With the never-ending struggle for potable water by many Nigerians, it is necessary that the federal government considers more viable technologies that could foster the availability of this most basic of amenities. In this report, HAUWA MAHMUD KOLO writes on a technology that could enhance access to drinking water and even power.
Undeniably, water is life. In fact, experts have argued that no one could survive beyond three days without drinking water. This only goes to show the fundamentality of water to life and underscores how tragic it is that in many parts of Nigeria today, even in urban areas, the non-availability of potable water is still an issue.
It was recently published in the May 4 issue of Science Daily that researchers have developed an aluminium alloy that could be used in a new type of mobile technology to convert non-potable water into drinking water, while also extracting hydrogen to generate electricity.
According to a professor of electrical and computer engineering in Purdue University, Jerry Woodall, such technology might be used to provide power and drinking water to villages and also for military operations.
“The alloy contains aluminium, gallium, indium and tin. Immersing the alloy in fresh water or salt water causes a spontaneous reaction, splitting the water into hydrogen and oxygen molecules. The hydrogen could then be fed to a fuel cell to generate electricity, producing water in the form of steam as a by-product.

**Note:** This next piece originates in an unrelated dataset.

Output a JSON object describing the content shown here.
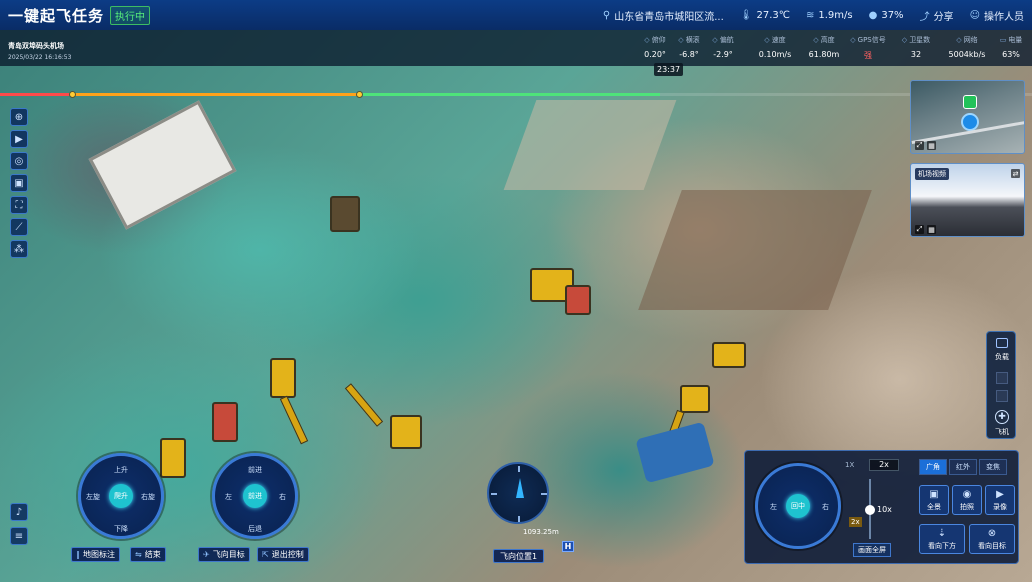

“The steam would kill any bacteria contained in the water, and then it would condense to purified water, so you are converting undrinkable water to drinking water,” Woodall says.
Woodall envisions a new portable technology for regions that are not connected to a power grid, such as villages in Africa and other remote areas.
“There is a big need for this sort of technology in places lacking connectivity to a power grid and where potable water is in short supply. Because aluminium is a low-cost, non-hazardous metal that is the third most abundant metal on Earth, this technology promises to enable a global-scale potable water and power technology, especially for off-grid and remote locations.
“The unit, including the alloy, the reactor and fuel cell might weigh less than 100 pounds. You could drop the alloy, a small reaction vessel and a fuel cell into a remote area via parachute. Then the reactor could be assembled along with the fuel cell. The polluted water or the seawater would be added to the reactor and the reaction converts the aluminium and water into aluminium hydroxide, heat and hydrogen gas on demand. The aluminium hydroxide waste is non-toxic and could be disposed of in a landfill,” Woodall explains.
In some parts of the Federal Capital Territory, residents complain about the dirty water that sometimes flows from taps. Mrs. Lillian Christopher, a resident of Karu, a suburb in the FCT, relates, “Water supply in this area is really poor. Most people rely on boreholes and those of us who don’t have are at the mercy of Water Board. We wait for tap water, which comes once or twice in a week. Sometimes it even comes out brownish and you begin to wonder whether it is tap or stream water,” Christopher laments.
According to an Abuja-based scientist and water purification expert who didn’t want his name in print, the FCT does employ the use of an aluminium alloy to purify water. “Aluminium sulphate, popularly referred to as ‘alum’ is used in the sedimentation of water in the FCT and this brings about clear and potable water for drinking. But this new technology indicates that the aluminium alloy used also produces hydrogen for energy. It simply means that they are trying to use aluminium in another way to generate power.”
He says that while the research says that the process of the technology produces steam that would destroy micro-organisms, chlorine is currently used to destroy micro-organisms in water purification in Nigeria.
“After using aluminium sulphate to settle the particles, we use chlorine to kill the micro-organisms. In Africa we have a lot of water and also, the technology for its purification, but our major constraint is availability of water treatment chemicals. So if we can truly have a technology that is cheaper than the current one we use, then making potable water available will certainly be enhanced,” he explains.